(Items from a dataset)
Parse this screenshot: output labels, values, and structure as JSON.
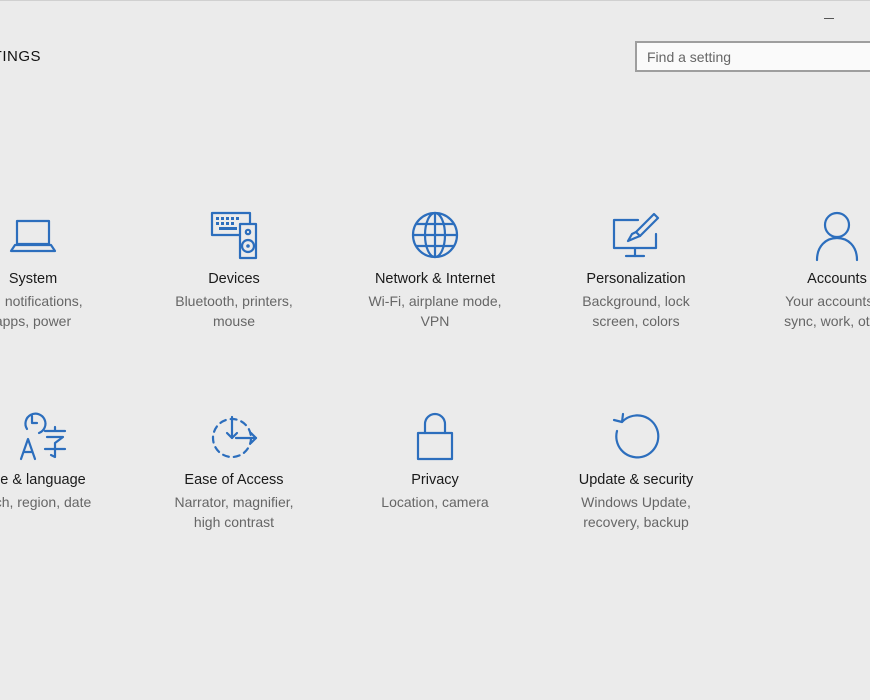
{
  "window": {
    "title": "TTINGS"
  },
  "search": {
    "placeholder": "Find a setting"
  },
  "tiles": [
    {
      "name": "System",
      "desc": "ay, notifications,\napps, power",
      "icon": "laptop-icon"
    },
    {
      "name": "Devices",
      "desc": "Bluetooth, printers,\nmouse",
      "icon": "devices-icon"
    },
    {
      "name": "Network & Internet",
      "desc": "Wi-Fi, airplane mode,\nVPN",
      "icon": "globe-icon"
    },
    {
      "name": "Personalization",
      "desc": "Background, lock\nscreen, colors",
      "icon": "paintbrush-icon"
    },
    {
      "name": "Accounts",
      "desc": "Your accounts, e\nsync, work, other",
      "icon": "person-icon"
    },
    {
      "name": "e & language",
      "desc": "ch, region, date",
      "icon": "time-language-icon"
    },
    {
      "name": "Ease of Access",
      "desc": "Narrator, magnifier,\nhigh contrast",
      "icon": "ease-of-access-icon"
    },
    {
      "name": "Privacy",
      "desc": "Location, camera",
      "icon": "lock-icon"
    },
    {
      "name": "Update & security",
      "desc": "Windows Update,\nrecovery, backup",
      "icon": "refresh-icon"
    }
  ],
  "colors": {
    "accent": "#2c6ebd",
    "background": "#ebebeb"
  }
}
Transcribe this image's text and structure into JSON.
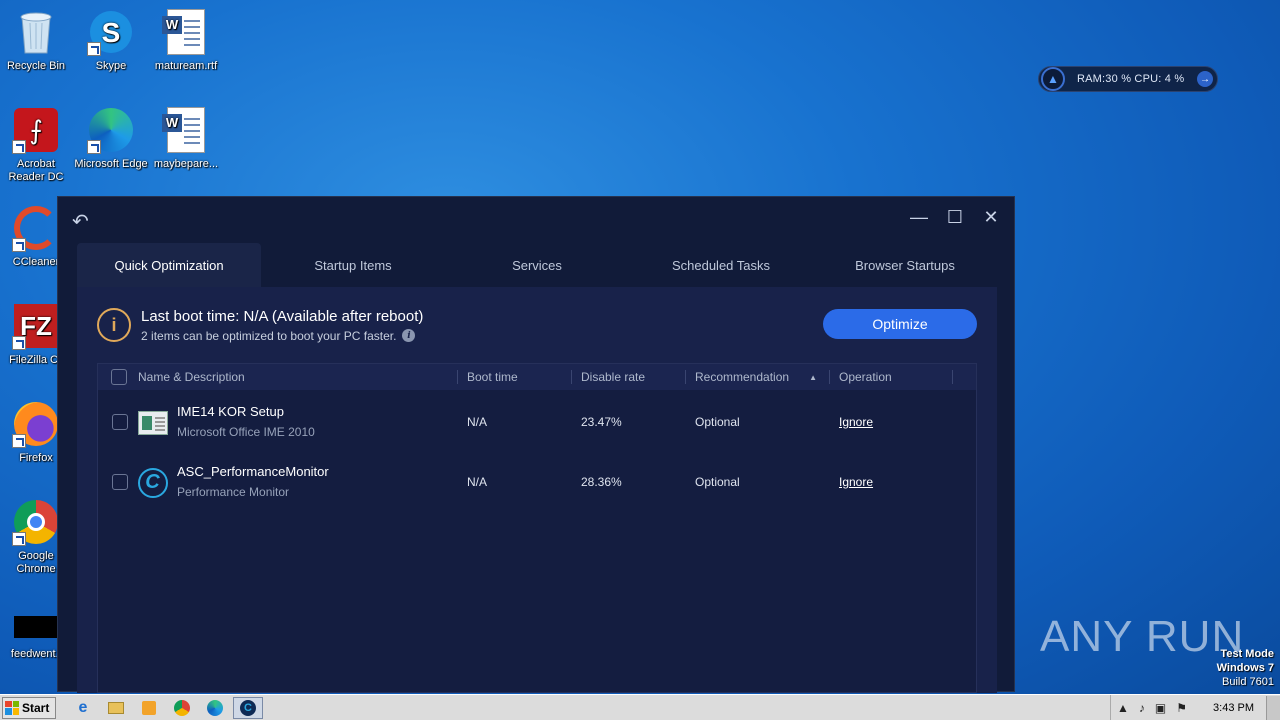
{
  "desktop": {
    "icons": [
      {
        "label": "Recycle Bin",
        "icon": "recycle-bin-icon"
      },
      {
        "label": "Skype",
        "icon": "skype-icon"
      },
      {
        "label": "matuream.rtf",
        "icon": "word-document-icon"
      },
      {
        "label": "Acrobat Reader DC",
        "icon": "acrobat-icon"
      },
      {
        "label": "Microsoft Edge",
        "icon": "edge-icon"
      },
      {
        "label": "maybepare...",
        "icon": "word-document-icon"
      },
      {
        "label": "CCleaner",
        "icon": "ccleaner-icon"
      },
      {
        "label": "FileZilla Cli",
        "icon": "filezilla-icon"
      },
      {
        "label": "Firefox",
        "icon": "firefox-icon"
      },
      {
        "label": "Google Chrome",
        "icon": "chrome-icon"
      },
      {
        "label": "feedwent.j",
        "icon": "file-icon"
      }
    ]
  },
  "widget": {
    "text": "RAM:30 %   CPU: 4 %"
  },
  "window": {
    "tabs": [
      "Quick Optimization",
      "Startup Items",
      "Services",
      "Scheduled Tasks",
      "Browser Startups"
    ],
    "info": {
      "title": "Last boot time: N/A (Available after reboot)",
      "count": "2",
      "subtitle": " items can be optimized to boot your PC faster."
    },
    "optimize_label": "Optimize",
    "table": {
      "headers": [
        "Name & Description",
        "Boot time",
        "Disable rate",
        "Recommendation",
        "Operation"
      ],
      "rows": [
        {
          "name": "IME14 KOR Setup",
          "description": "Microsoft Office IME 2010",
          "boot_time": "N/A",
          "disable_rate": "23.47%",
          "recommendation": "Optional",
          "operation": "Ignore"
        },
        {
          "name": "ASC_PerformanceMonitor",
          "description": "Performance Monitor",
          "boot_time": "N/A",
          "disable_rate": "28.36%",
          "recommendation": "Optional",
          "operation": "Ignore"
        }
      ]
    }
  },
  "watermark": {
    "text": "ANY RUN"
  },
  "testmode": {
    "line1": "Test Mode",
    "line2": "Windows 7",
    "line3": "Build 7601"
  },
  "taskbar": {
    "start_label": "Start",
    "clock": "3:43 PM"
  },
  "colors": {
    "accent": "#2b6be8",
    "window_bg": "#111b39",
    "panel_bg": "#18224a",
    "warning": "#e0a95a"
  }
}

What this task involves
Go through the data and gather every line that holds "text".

Answer to the exercise
Transcribe this image's text and structure into JSON.
    "text": "RAM:30 %   CPU: 4 %"
    "text": "ANY RUN"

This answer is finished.